To come now to the more normal and perfect specimens of the homogenic woman, we find a type in which the body is thoroughly feminine and gracious, with the rondure and fulness of the female form, and the continence and aptness of its movements, but in which the inner nature is to a great extent masculine; a temperament active, brave, originative, somewhat decisive, not too emotional; fond of out-door life, of games and sports, of science, politics, or even business; good at organisation, and well-pleased with positions of responsibility, sometimes indeed making an excellent and generous leader. Such a woman, it is easily seen, from her special combination of qualities, is often fitted for remarkable work, in professional life, or as manageress of institutions, or even as ruler of a country. Her love goes out to younger and more feminine natures than her own; it is a powerful passion, almost of heroic type, and capable of inspiring to great deeds; and when held duly in leash may sometimes become an invaluable force in the teaching and training of girl-hood, or in the creation of a school of thought or action among women. Many a Santa Clara, or abbess- founder of religious houses, has probably been a woman of this type; and in all times such women–not being bound to men by the ordinary ties–have been able to work the more freely for the interests of their sex, a cause to which their own temperament impels them to devote themselves con amore.

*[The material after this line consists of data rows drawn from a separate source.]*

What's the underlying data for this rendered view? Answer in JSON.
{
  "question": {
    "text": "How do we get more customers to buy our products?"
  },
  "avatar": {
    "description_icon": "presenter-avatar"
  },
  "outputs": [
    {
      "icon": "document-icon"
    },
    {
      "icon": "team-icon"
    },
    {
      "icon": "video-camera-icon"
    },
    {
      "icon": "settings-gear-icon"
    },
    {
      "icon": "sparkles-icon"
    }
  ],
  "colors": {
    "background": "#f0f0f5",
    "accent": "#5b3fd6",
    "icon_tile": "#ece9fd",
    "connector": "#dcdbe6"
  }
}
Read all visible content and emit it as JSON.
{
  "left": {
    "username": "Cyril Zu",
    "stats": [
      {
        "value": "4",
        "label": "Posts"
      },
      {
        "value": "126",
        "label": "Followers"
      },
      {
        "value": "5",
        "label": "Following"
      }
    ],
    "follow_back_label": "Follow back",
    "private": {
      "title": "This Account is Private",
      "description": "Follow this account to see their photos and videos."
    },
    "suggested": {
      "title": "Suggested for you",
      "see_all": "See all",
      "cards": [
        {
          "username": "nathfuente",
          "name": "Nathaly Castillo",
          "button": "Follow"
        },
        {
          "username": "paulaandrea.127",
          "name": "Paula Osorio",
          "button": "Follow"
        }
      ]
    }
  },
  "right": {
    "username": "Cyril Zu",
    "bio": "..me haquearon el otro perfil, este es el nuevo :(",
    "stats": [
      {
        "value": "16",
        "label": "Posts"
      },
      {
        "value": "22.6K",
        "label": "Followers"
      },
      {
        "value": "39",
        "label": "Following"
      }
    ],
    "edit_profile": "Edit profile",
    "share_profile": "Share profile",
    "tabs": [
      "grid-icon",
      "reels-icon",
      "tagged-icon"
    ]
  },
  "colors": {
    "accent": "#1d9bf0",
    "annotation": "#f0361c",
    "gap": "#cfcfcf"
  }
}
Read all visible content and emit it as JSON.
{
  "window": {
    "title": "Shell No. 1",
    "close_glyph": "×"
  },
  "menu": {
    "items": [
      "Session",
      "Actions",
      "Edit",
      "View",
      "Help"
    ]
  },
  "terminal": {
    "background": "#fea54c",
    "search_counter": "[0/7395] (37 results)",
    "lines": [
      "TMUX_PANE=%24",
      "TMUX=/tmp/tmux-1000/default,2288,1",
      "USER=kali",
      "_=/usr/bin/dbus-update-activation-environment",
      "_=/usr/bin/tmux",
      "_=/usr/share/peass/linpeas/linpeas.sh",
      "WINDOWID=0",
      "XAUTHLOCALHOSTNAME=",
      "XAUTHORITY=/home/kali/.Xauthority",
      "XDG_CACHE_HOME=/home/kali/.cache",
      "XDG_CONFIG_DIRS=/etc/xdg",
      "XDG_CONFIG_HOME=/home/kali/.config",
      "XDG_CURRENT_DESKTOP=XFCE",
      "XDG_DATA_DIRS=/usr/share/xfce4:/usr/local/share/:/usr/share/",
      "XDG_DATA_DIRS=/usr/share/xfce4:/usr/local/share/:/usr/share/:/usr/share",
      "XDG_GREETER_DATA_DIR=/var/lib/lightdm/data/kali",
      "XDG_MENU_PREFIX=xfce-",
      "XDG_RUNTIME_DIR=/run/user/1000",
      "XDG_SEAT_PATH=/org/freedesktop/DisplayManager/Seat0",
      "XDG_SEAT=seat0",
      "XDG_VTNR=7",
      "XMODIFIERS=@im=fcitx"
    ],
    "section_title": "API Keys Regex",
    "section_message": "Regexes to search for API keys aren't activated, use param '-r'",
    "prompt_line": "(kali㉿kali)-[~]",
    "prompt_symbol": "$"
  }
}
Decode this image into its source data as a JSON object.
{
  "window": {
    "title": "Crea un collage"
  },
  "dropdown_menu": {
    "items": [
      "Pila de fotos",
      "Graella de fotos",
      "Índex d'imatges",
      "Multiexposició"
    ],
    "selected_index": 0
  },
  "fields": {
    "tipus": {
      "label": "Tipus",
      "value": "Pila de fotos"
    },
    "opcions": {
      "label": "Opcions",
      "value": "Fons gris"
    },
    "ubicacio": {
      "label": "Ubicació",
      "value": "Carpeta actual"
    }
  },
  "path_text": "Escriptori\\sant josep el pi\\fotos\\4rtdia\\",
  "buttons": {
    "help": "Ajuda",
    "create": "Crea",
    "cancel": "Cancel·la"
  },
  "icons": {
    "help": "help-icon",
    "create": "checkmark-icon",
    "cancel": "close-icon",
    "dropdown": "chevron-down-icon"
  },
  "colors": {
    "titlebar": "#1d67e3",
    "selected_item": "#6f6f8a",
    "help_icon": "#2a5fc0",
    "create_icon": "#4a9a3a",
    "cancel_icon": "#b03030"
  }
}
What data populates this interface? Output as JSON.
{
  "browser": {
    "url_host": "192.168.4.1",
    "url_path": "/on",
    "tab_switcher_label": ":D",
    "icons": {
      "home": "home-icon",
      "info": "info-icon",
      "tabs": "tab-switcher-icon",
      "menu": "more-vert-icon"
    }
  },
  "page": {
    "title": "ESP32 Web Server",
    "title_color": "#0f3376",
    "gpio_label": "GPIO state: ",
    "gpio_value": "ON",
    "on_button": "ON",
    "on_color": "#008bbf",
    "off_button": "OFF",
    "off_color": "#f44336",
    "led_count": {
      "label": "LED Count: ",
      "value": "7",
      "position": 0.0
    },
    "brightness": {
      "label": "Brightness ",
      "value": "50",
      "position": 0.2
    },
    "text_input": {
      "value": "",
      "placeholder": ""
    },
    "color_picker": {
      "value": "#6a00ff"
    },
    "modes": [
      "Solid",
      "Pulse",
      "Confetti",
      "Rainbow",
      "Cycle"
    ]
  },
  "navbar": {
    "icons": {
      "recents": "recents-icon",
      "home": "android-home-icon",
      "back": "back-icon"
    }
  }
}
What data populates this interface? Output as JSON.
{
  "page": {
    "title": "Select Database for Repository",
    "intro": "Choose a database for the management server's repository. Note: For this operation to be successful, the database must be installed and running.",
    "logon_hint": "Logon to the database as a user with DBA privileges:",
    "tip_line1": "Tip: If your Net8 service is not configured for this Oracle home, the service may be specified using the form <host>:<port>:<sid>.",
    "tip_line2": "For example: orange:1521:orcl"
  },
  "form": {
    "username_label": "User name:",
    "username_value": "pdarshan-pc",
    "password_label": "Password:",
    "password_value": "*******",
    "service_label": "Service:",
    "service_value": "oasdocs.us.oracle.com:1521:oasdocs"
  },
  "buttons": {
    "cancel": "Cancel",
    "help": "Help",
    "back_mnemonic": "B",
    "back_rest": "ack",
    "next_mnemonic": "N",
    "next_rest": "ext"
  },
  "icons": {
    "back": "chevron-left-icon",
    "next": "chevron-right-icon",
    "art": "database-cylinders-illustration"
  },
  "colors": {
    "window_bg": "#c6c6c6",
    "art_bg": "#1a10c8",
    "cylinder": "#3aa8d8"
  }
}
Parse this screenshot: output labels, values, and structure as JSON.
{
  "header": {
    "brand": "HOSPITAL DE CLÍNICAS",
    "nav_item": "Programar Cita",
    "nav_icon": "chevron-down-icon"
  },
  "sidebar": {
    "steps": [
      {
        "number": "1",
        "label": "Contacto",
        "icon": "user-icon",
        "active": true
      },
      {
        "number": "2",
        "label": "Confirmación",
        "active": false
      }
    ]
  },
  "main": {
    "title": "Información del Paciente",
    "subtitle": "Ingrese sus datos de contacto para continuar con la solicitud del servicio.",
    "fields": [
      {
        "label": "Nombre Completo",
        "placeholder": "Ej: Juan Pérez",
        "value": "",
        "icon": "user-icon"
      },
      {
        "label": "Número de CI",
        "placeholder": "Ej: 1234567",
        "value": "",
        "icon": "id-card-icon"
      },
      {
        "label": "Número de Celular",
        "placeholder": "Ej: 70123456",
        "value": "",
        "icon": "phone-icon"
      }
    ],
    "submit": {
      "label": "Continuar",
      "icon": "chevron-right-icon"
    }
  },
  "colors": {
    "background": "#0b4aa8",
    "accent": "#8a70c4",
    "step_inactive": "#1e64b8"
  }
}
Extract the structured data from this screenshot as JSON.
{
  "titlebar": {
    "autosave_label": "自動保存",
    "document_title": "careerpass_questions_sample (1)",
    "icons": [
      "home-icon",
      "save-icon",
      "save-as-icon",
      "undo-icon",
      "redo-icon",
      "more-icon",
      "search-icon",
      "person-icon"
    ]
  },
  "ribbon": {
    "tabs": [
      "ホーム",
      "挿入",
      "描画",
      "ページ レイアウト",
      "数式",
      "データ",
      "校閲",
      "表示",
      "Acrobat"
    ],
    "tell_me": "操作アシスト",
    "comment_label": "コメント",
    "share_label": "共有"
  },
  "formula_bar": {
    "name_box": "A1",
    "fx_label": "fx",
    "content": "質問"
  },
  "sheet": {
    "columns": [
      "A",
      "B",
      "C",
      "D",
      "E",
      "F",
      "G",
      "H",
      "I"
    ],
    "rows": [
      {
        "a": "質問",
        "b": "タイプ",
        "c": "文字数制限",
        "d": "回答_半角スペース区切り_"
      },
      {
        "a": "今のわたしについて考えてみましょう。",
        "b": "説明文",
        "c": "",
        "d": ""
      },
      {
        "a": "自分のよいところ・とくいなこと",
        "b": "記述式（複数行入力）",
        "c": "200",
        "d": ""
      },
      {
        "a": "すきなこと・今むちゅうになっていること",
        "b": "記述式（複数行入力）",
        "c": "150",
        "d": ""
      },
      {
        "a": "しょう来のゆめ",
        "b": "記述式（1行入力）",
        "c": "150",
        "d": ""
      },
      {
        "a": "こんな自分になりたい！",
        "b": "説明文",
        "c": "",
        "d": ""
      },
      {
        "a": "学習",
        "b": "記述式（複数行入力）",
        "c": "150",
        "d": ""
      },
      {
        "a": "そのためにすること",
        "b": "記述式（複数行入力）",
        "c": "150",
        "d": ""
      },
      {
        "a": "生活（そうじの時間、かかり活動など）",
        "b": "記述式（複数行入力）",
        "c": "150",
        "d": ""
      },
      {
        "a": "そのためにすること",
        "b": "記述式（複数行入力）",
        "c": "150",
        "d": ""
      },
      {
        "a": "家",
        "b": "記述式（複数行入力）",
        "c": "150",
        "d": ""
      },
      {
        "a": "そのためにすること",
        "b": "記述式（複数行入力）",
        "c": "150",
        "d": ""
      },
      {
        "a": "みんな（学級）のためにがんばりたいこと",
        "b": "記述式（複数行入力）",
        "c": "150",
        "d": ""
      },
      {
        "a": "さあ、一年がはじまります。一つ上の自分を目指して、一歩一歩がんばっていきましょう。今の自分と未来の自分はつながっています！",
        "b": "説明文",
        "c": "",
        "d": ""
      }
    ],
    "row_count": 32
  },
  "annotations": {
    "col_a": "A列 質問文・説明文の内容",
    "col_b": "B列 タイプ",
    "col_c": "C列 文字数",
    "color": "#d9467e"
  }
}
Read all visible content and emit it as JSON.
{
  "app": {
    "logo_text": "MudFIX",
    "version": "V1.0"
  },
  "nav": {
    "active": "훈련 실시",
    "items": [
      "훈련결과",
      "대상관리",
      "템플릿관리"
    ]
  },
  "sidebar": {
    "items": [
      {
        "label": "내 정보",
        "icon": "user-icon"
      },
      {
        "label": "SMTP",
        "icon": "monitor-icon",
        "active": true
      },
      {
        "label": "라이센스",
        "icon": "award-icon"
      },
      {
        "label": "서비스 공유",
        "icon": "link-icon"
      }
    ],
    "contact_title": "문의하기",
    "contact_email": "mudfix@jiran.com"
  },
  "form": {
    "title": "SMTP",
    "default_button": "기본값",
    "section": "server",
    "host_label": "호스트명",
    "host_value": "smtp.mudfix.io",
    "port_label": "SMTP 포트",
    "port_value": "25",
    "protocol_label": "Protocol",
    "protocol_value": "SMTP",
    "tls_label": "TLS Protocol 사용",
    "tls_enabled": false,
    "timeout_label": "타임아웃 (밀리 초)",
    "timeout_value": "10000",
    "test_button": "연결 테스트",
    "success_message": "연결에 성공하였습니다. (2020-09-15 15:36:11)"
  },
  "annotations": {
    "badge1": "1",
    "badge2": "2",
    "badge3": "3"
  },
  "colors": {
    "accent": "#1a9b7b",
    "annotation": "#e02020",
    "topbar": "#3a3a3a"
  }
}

I have now sketched–very briefly and inadequately it is true–both the extreme types and the more healthy types of the "Intermediate" man and woman: types which can be verified from history and literature, though more certainly and satisfactorily perhaps from actual life around us. And unfamiliar though the subject is, it begins to appear that it is one which modern thought and science will have to face. Of the latter and more normal types it may be said that they exist, and have always existed, in considerable abundance, and from that circumstance alone there is a strong probability that they have their place and purpose. As pointed out there is no particular indication of morbidity about them, unless the special nature of their love-sentiment be itself accounted morbid; and in the alienation of the sexes from each other, of which complaint is so often made to-day, it must be admitted that they do much to fill the gap.

The instinctive artistic nature of the male of this class, his sensitive spirit, his wavelike emotional temperament, combined with hardihood of intellect and body; and the frank, free nature of the female, her masculine independence and strength wedded to thoroughly feminine grace of form and manner; may be said to give them both, through their double nature, command of life in all its phases, and a certain freemasonry of the secrets of the two sexes which may well favour their function as reconcilers and interpreters. Certainly it is remarkable that some of the world's greatest leaders and artists have been dowered either wholly or in part with the Uranian temperament–as in the cases of Michel Angelo, Shakespeare, Marlowe, Alexander the Great, Julius Caesar, or, among women, Christine of Sweden, Sappho the poetess, and others.